Or maybe, in the proper spirit of the Anglo-Saxons, magic needs to surrender to stoicism: hófe bið ful araed. Like medievalism, alehoof has taken perennial root; from gift shops to gardens, it isn’t fated to fade.

“You can’t plant me in your penthouse, I’m goin’ back to my plough…”

It’s a sluggish season for blogging, but here at “Quid Plura?,” we’ve been called away from things online by the ageless yawp of agriculture.
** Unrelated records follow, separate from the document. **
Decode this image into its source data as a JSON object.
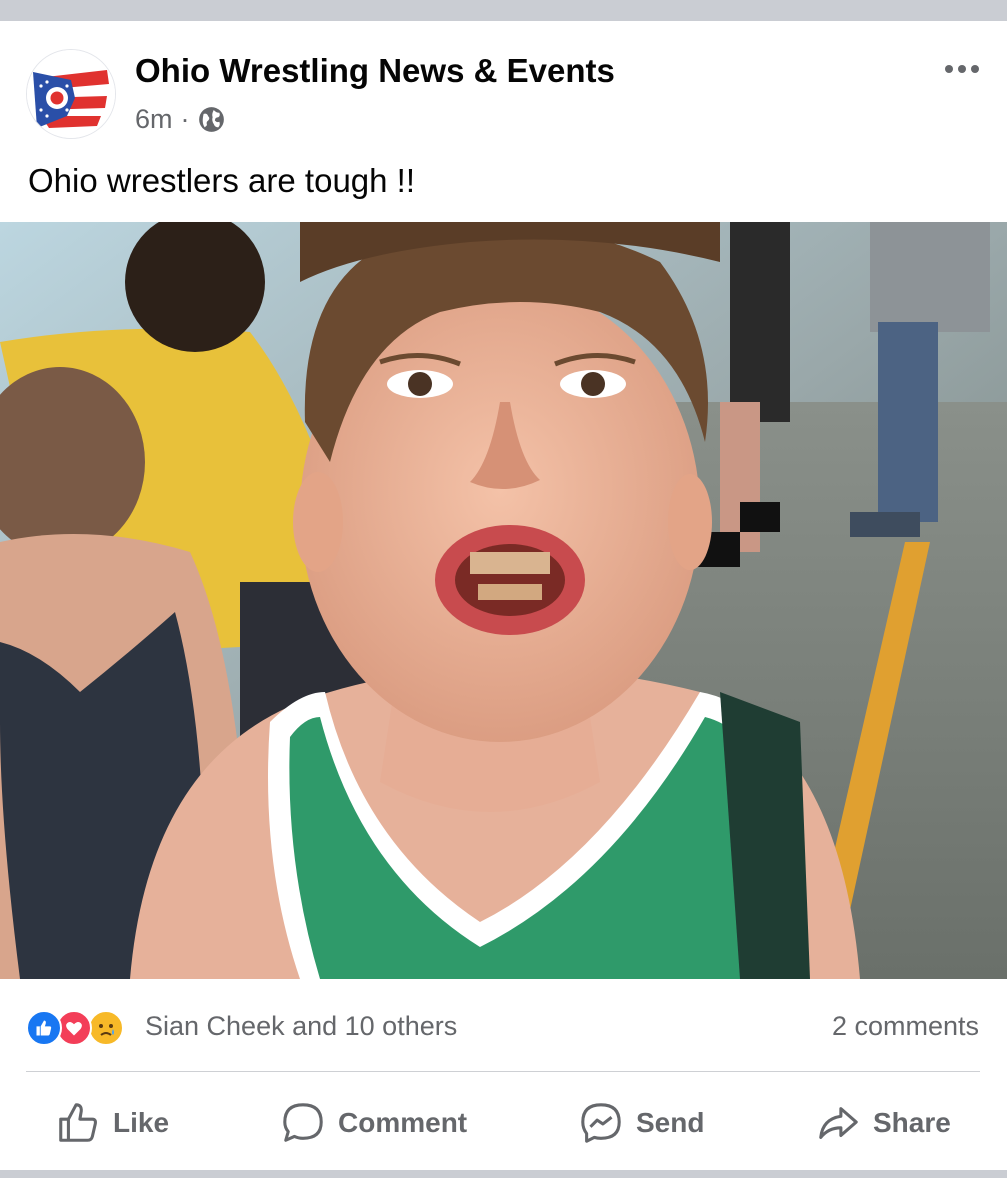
{
  "post": {
    "page_name": "Ohio Wrestling News & Events",
    "time": "6m",
    "separator": "·",
    "text": "Ohio wrestlers are tough !!"
  },
  "reactions": {
    "icons": [
      "like-icon",
      "love-icon",
      "care-icon"
    ],
    "summary": "Sian Cheek and 10 others",
    "comments": "2 comments"
  },
  "actions": {
    "like": "Like",
    "comment": "Comment",
    "send": "Send",
    "share": "Share"
  },
  "colors": {
    "like_blue": "#1877f2",
    "love_red": "#f33e58",
    "care_yellow": "#f7b928",
    "muted_text": "#65676b"
  }
}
Two weeks ago, I inherited a local garden plot. Although abandoned by humanity, this desperate parody of circumcrescence was dearly beloved of weeds, roots, seashells, rotten bamboo, and countless plastic shards. The very sight, especially so late in the summer, was dispiriting; even Gerard Manley Hopkins might have let fly a guilty dream or two about the glorious symmetry of the lawnmower.
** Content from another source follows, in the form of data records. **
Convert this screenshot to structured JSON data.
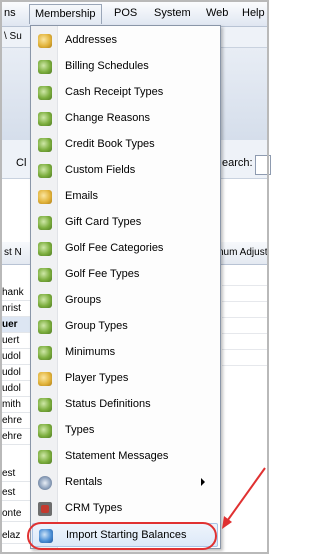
{
  "menubar": {
    "items": [
      {
        "label": "ns"
      },
      {
        "label": "Membership"
      },
      {
        "label": "POS"
      },
      {
        "label": "System"
      },
      {
        "label": "Web"
      },
      {
        "label": "Help"
      }
    ]
  },
  "background": {
    "toolbar_fragment": "\\ Su",
    "filter_left_fragment": "Cl",
    "search_label_fragment": "earch:",
    "grid_head_left_fragment": "st N",
    "grid_head_right_fragment": "num Adjust",
    "row_fragments": [
      "hank",
      "nrist",
      "uer",
      "uert",
      "udol",
      "udol",
      "udol",
      "mith",
      "ehre",
      "ehre",
      "est",
      "est",
      "onte",
      "elaz"
    ]
  },
  "dropdown": {
    "items": [
      {
        "label": "Addresses",
        "icon": "gold-icon",
        "color": "gold"
      },
      {
        "label": "Billing Schedules",
        "icon": "green-icon",
        "color": "green"
      },
      {
        "label": "Cash Receipt Types",
        "icon": "green-icon",
        "color": "green"
      },
      {
        "label": "Change Reasons",
        "icon": "green-icon",
        "color": "green"
      },
      {
        "label": "Credit Book Types",
        "icon": "green-icon",
        "color": "green"
      },
      {
        "label": "Custom Fields",
        "icon": "green-icon",
        "color": "green"
      },
      {
        "label": "Emails",
        "icon": "gold-icon",
        "color": "gold"
      },
      {
        "label": "Gift Card Types",
        "icon": "green-icon",
        "color": "green"
      },
      {
        "label": "Golf Fee Categories",
        "icon": "green-icon",
        "color": "green"
      },
      {
        "label": "Golf Fee Types",
        "icon": "green-icon",
        "color": "green"
      },
      {
        "label": "Groups",
        "icon": "green-icon",
        "color": "green"
      },
      {
        "label": "Group Types",
        "icon": "green-icon",
        "color": "green"
      },
      {
        "label": "Minimums",
        "icon": "green-icon",
        "color": "green"
      },
      {
        "label": "Player Types",
        "icon": "gold-icon",
        "color": "gold"
      },
      {
        "label": "Status Definitions",
        "icon": "green-icon",
        "color": "green"
      },
      {
        "label": "Types",
        "icon": "green-icon",
        "color": "green"
      },
      {
        "label": "Statement Messages",
        "icon": "green-icon",
        "color": "green"
      },
      {
        "label": "Rentals",
        "icon": "gear-icon",
        "color": "gear",
        "submenu": true
      },
      {
        "label": "CRM Types",
        "icon": "crm-icon",
        "color": "crm"
      },
      {
        "label": "Import Starting Balances",
        "icon": "blue-icon",
        "color": "blue",
        "highlighted": true
      }
    ]
  },
  "colors": {
    "annotation": "#e03131",
    "highlight_border": "#aac4e6"
  }
}
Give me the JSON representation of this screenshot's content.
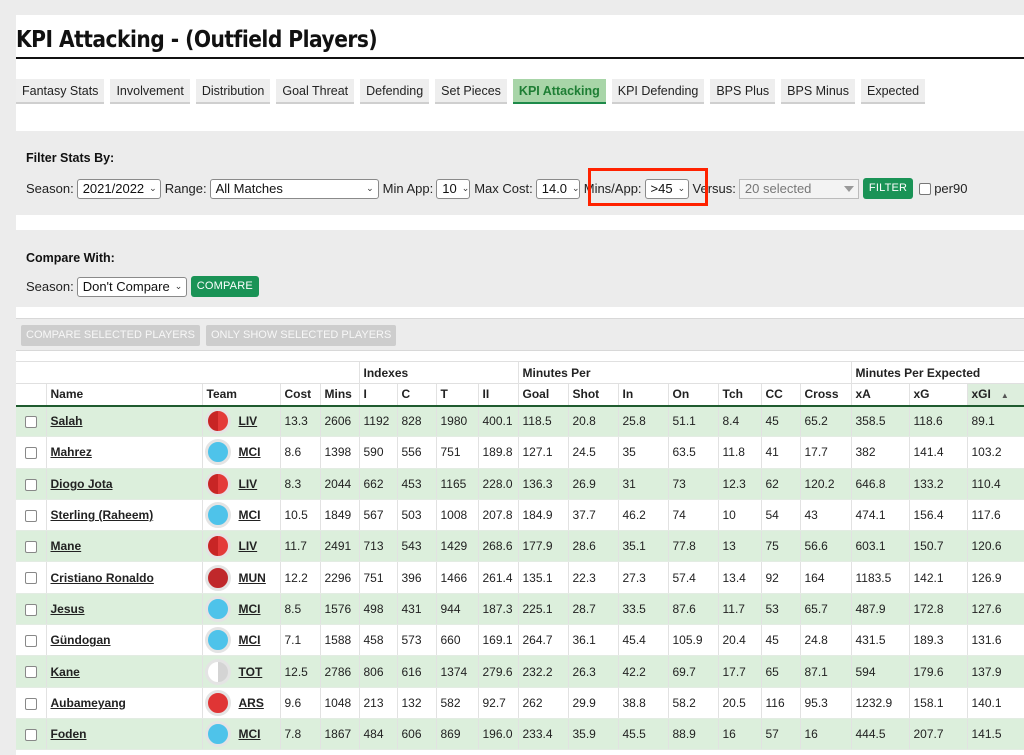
{
  "header": {
    "title": "KPI Attacking - (Outfield Players)"
  },
  "tabs": [
    {
      "label": "Fantasy Stats",
      "active": false
    },
    {
      "label": "Involvement",
      "active": false
    },
    {
      "label": "Distribution",
      "active": false
    },
    {
      "label": "Goal Threat",
      "active": false
    },
    {
      "label": "Defending",
      "active": false
    },
    {
      "label": "Set Pieces",
      "active": false
    },
    {
      "label": "KPI Attacking",
      "active": true
    },
    {
      "label": "KPI Defending",
      "active": false
    },
    {
      "label": "BPS Plus",
      "active": false
    },
    {
      "label": "BPS Minus",
      "active": false
    },
    {
      "label": "Expected",
      "active": false
    }
  ],
  "filter": {
    "title": "Filter Stats By:",
    "season_label": "Season:",
    "season_value": "2021/2022",
    "range_label": "Range:",
    "range_value": "All Matches",
    "min_app_label": "Min App:",
    "min_app_value": "10",
    "max_cost_label": "Max Cost:",
    "max_cost_value": "14.0",
    "mins_app_label": "Mins/App:",
    "mins_app_value": ">45",
    "versus_label": "Versus:",
    "versus_value": "20 selected",
    "filter_button": "FILTER",
    "per90_label": "per90"
  },
  "compare": {
    "title": "Compare With:",
    "season_label": "Season:",
    "season_value": "Don't Compare",
    "compare_button": "COMPARE"
  },
  "actions": {
    "compare_selected": "COMPARE SELECTED PLAYERS",
    "only_show_selected": "ONLY SHOW SELECTED PLAYERS"
  },
  "table": {
    "groups": {
      "indexes": "Indexes",
      "minutes_per": "Minutes Per",
      "minutes_per_expected": "Minutes Per Expected"
    },
    "columns": [
      "Name",
      "Team",
      "Cost",
      "Mins",
      "I",
      "C",
      "T",
      "II",
      "Goal",
      "Shot",
      "In",
      "On",
      "Tch",
      "CC",
      "Cross",
      "xA",
      "xG",
      "xGI"
    ],
    "sort_indicator": "▲",
    "team_colors": {
      "LIV": "#d42d2d",
      "MCI": "#4ec3ea",
      "MUN": "#c0282b",
      "TOT": "#ffffff",
      "ARS": "#e03535"
    },
    "rows": [
      {
        "name": "Salah",
        "team": "LIV",
        "cost": "13.3",
        "mins": "2606",
        "i": "1192",
        "c": "828",
        "t": "1980",
        "ii": "400.1",
        "goal": "118.5",
        "shot": "20.8",
        "in": "25.8",
        "on": "51.1",
        "tch": "8.4",
        "cc": "45",
        "cross": "65.2",
        "xa": "358.5",
        "xg": "118.6",
        "xgi": "89.1"
      },
      {
        "name": "Mahrez",
        "team": "MCI",
        "cost": "8.6",
        "mins": "1398",
        "i": "590",
        "c": "556",
        "t": "751",
        "ii": "189.8",
        "goal": "127.1",
        "shot": "24.5",
        "in": "35",
        "on": "63.5",
        "tch": "11.8",
        "cc": "41",
        "cross": "17.7",
        "xa": "382",
        "xg": "141.4",
        "xgi": "103.2"
      },
      {
        "name": "Diogo Jota",
        "team": "LIV",
        "cost": "8.3",
        "mins": "2044",
        "i": "662",
        "c": "453",
        "t": "1165",
        "ii": "228.0",
        "goal": "136.3",
        "shot": "26.9",
        "in": "31",
        "on": "73",
        "tch": "12.3",
        "cc": "62",
        "cross": "120.2",
        "xa": "646.8",
        "xg": "133.2",
        "xgi": "110.4"
      },
      {
        "name": "Sterling (Raheem)",
        "team": "MCI",
        "cost": "10.5",
        "mins": "1849",
        "i": "567",
        "c": "503",
        "t": "1008",
        "ii": "207.8",
        "goal": "184.9",
        "shot": "37.7",
        "in": "46.2",
        "on": "74",
        "tch": "10",
        "cc": "54",
        "cross": "43",
        "xa": "474.1",
        "xg": "156.4",
        "xgi": "117.6"
      },
      {
        "name": "Mane",
        "team": "LIV",
        "cost": "11.7",
        "mins": "2491",
        "i": "713",
        "c": "543",
        "t": "1429",
        "ii": "268.6",
        "goal": "177.9",
        "shot": "28.6",
        "in": "35.1",
        "on": "77.8",
        "tch": "13",
        "cc": "75",
        "cross": "56.6",
        "xa": "603.1",
        "xg": "150.7",
        "xgi": "120.6"
      },
      {
        "name": "Cristiano Ronaldo",
        "team": "MUN",
        "cost": "12.2",
        "mins": "2296",
        "i": "751",
        "c": "396",
        "t": "1466",
        "ii": "261.4",
        "goal": "135.1",
        "shot": "22.3",
        "in": "27.3",
        "on": "57.4",
        "tch": "13.4",
        "cc": "92",
        "cross": "164",
        "xa": "1183.5",
        "xg": "142.1",
        "xgi": "126.9"
      },
      {
        "name": "Jesus",
        "team": "MCI",
        "cost": "8.5",
        "mins": "1576",
        "i": "498",
        "c": "431",
        "t": "944",
        "ii": "187.3",
        "goal": "225.1",
        "shot": "28.7",
        "in": "33.5",
        "on": "87.6",
        "tch": "11.7",
        "cc": "53",
        "cross": "65.7",
        "xa": "487.9",
        "xg": "172.8",
        "xgi": "127.6"
      },
      {
        "name": "Gündogan",
        "team": "MCI",
        "cost": "7.1",
        "mins": "1588",
        "i": "458",
        "c": "573",
        "t": "660",
        "ii": "169.1",
        "goal": "264.7",
        "shot": "36.1",
        "in": "45.4",
        "on": "105.9",
        "tch": "20.4",
        "cc": "45",
        "cross": "24.8",
        "xa": "431.5",
        "xg": "189.3",
        "xgi": "131.6"
      },
      {
        "name": "Kane",
        "team": "TOT",
        "cost": "12.5",
        "mins": "2786",
        "i": "806",
        "c": "616",
        "t": "1374",
        "ii": "279.6",
        "goal": "232.2",
        "shot": "26.3",
        "in": "42.2",
        "on": "69.7",
        "tch": "17.7",
        "cc": "65",
        "cross": "87.1",
        "xa": "594",
        "xg": "179.6",
        "xgi": "137.9"
      },
      {
        "name": "Aubameyang",
        "team": "ARS",
        "cost": "9.6",
        "mins": "1048",
        "i": "213",
        "c": "132",
        "t": "582",
        "ii": "92.7",
        "goal": "262",
        "shot": "29.9",
        "in": "38.8",
        "on": "58.2",
        "tch": "20.5",
        "cc": "116",
        "cross": "95.3",
        "xa": "1232.9",
        "xg": "158.1",
        "xgi": "140.1"
      },
      {
        "name": "Foden",
        "team": "MCI",
        "cost": "7.8",
        "mins": "1867",
        "i": "484",
        "c": "606",
        "t": "869",
        "ii": "196.0",
        "goal": "233.4",
        "shot": "35.9",
        "in": "45.5",
        "on": "88.9",
        "tch": "16",
        "cc": "57",
        "cross": "16",
        "xa": "444.5",
        "xg": "207.7",
        "xgi": "141.5"
      }
    ]
  }
}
So I turned for inspiration to Walahfrid Strabo, the 9th-century abbot and scholar memorialized at the National Cathedral garden (and remembered there by at least one gargoyle). In De Cultura Hortorum, his famous gardening poem, Walahfrid recounts the nettled disaster he faces each spring, then calmly resolves to tame it:

So I put it off no longer. I set to with my mattock
And dug up the sluggish ground. From their embraces
I tore those nettles though they grew and grew again,
I destroyed the tunnels of the moles that haunt dark places,
And back to the realms of light I summoned the worms.
(trans. Raef Payne)

And so, ten days ago, buoyed by the spirit of Walahfrid, I set about turning this…

…into this.

In his little garden, Walahfrid raised bountiful herbs alongside vegetables, flowers, and fruit. While cautioning that hard work trumps book-learning in these sorts of labors, he offers, across twelve centuries, a mote of hope:

If you do not let laziness clog
Your labor, if you do not insult with misguided efforts
The gardener’s multifarious wealth, and if you do not
Refuse to harden or dirty your hands in the open air
Or to spread whole baskets of dung on the sun-parched soil—
Then, you may rest assured, your soil will not fail you.

We’ll soon see if this modern hortulus can bring forth plants that a sensible human will want to smell, admire, or eat. If so, I’ll be thankful for Walahfrid, and grateful, too, for the promise of applied medievalism.

“I need him now to meet me face to face…”

From April to June, a local thief took advantage of dawn twilight to help himself to flowers from private yards, community gardens, and the cathedral grounds. In mid-June, the police nabbed him, and although he wasn’t arrested, his crime spree witheredbut not before a gargoyle on the north nave barked a bit of doggerel.

NOTEBOOK: FRAGMENTS FOR A FLOWER THIEF

They paced the plot for hours, as mothers would,
But understood: “His arms were full of flowers.”

      * * *

CHORUS
  The cruelest month: a cusp’d cliché
  That pricks the wisp of guilty May
  And breeds the thief of blameless June.
   Summer, unsurprise us soon.

      * * *

“In April it was lilacs.” (Listen how
she hates to blame the deer.) “Hydrangeas now!
Four times this spring.” (Of course it could be deer.)
My peonies at least were spared this year.

      * * *

The Lilack speaketh late of early Love.
The bolder Peon prospereth a-red.
The Seede abundant unifies the Figge.
We love thee numb, O Koriandrum, come—
Fragaria, redeem the injur’d Maid.

      * * *

“He sold us flowers first a year ago.
We called him—Shantih?” Shantih does not know.

      * * *

We conquer by the weapons we desert.
By dawn the dogs will bound ahead to find
The efflorescent errand you resigned,
The arrow shafts unwagoned in the dirt.

(For all the entries in this series, hit the “looking up” tab, or read the gargoyle FAQ.)